___ Extracted data ___

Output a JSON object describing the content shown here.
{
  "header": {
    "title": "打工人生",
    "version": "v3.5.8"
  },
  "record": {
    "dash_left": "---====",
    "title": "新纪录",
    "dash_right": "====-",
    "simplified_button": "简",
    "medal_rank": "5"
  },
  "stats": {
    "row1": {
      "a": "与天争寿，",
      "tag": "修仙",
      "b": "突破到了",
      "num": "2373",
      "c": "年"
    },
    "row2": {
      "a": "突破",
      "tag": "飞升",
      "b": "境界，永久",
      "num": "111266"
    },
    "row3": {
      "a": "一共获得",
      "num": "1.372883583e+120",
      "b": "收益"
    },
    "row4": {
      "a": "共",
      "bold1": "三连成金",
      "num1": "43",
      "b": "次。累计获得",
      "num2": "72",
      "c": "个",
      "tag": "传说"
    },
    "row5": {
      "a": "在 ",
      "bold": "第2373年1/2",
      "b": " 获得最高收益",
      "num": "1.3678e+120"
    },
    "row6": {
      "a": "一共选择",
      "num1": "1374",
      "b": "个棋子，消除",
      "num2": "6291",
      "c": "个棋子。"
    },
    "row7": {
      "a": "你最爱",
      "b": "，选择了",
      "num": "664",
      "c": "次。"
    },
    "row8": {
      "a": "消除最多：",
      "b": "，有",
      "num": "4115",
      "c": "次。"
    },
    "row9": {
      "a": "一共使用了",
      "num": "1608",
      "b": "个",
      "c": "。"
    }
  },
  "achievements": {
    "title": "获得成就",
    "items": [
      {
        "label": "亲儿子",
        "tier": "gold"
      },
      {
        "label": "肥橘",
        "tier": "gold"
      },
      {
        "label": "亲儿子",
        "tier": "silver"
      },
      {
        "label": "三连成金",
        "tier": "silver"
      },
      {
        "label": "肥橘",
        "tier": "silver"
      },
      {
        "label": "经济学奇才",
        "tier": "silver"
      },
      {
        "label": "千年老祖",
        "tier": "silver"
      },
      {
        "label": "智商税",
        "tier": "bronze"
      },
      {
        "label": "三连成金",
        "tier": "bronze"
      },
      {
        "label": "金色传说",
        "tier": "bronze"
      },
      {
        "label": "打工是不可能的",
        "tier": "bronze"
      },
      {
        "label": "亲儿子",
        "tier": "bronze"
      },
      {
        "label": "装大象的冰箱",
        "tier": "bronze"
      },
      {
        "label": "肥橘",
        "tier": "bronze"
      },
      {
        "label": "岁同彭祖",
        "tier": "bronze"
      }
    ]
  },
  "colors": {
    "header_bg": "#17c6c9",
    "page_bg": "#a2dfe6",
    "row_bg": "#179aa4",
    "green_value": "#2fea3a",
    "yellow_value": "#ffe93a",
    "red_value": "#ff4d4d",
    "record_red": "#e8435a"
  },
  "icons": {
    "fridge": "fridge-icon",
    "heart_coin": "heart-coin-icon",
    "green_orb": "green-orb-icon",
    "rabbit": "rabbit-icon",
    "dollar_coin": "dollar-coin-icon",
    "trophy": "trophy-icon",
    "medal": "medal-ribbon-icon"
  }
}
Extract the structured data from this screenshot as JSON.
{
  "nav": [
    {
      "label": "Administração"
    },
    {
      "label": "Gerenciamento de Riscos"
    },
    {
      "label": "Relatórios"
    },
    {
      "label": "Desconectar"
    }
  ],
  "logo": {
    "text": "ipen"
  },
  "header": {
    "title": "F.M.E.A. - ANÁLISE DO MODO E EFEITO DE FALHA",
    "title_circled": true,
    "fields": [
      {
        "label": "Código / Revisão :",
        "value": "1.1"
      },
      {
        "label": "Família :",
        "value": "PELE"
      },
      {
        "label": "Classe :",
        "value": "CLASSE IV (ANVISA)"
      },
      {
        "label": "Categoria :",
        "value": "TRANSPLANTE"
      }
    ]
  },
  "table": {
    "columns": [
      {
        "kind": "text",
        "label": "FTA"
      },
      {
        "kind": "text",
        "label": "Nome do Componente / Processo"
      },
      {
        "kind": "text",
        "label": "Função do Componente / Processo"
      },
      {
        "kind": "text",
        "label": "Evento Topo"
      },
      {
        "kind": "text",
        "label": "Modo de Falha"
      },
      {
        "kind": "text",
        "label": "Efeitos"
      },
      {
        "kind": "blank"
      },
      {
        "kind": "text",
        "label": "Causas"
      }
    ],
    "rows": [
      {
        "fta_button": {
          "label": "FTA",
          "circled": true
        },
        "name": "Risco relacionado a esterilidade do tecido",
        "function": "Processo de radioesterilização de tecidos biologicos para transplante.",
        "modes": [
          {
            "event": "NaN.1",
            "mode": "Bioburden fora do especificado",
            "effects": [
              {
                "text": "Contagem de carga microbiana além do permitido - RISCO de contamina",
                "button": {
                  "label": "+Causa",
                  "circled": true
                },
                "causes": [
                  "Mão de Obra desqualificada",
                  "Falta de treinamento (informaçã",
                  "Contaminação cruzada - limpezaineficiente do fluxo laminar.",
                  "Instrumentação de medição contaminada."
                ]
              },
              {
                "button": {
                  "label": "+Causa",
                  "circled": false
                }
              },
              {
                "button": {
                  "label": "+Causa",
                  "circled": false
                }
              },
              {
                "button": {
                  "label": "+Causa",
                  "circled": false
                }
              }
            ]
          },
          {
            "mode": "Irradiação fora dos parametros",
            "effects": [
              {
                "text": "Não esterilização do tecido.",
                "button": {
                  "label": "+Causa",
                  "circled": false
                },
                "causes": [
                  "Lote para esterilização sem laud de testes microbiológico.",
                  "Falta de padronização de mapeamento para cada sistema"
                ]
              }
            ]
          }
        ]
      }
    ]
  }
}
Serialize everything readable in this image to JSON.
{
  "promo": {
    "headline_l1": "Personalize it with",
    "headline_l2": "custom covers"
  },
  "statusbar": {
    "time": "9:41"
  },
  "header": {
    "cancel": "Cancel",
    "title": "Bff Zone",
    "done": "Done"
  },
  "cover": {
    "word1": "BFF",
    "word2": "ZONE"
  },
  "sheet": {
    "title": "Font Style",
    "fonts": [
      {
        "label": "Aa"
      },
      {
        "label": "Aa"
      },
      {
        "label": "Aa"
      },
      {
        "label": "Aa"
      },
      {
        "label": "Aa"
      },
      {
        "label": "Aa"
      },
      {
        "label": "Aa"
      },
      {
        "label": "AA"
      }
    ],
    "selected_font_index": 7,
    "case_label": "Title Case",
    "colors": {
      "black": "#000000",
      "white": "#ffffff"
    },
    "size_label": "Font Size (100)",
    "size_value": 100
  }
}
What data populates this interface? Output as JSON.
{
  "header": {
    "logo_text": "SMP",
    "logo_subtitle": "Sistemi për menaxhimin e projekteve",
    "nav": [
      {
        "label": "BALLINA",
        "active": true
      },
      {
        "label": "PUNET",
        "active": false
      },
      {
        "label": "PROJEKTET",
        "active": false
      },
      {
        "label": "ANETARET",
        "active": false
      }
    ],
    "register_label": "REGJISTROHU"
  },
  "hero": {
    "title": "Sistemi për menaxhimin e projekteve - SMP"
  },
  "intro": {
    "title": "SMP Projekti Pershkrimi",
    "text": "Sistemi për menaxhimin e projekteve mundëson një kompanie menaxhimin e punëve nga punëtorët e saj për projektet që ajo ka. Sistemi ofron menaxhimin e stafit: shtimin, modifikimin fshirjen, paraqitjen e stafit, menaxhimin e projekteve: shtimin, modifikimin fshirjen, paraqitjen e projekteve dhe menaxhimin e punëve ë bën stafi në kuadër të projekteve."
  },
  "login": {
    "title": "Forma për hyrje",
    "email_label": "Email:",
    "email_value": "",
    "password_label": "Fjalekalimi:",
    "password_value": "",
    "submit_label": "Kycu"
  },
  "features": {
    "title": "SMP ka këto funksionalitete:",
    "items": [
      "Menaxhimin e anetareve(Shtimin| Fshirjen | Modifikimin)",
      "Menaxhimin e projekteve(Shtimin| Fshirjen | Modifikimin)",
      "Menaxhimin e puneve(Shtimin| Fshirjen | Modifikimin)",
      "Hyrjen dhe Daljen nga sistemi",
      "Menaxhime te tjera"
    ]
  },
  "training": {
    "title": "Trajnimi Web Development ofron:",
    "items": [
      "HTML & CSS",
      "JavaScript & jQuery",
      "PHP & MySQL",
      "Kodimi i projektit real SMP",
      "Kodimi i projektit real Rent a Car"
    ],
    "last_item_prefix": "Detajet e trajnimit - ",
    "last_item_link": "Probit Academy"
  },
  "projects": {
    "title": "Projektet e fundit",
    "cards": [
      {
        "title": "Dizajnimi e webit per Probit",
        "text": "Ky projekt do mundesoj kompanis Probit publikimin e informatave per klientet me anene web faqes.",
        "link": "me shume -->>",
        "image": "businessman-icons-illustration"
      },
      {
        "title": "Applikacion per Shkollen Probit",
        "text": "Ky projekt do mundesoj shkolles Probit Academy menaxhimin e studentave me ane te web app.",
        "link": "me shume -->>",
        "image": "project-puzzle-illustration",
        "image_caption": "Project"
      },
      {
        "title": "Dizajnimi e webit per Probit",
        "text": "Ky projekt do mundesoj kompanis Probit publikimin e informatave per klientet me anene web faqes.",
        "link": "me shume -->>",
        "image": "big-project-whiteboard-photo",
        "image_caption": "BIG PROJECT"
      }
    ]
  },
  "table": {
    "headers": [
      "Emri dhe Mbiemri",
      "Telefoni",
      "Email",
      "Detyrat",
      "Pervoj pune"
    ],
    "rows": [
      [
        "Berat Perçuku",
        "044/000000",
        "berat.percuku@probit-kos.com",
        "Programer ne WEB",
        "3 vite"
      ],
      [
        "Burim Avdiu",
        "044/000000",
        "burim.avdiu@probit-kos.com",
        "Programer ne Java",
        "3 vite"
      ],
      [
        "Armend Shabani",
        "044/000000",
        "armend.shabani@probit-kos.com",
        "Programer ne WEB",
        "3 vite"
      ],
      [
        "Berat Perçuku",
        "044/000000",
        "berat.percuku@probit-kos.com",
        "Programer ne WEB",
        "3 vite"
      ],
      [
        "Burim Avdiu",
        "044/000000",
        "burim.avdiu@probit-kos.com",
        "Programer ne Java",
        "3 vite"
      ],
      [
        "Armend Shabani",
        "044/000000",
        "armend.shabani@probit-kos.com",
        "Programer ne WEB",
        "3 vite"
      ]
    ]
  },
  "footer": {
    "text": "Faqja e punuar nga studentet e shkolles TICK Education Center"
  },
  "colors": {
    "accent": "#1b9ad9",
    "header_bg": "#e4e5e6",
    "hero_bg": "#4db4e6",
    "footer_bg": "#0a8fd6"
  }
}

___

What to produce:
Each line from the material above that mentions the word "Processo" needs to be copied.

Your response:
        "label": "Nome do Componente / Processo"
        "label": "Função do Componente / Processo"
        "function": "Processo de radioesterilização de tecidos biologicos para transplante.",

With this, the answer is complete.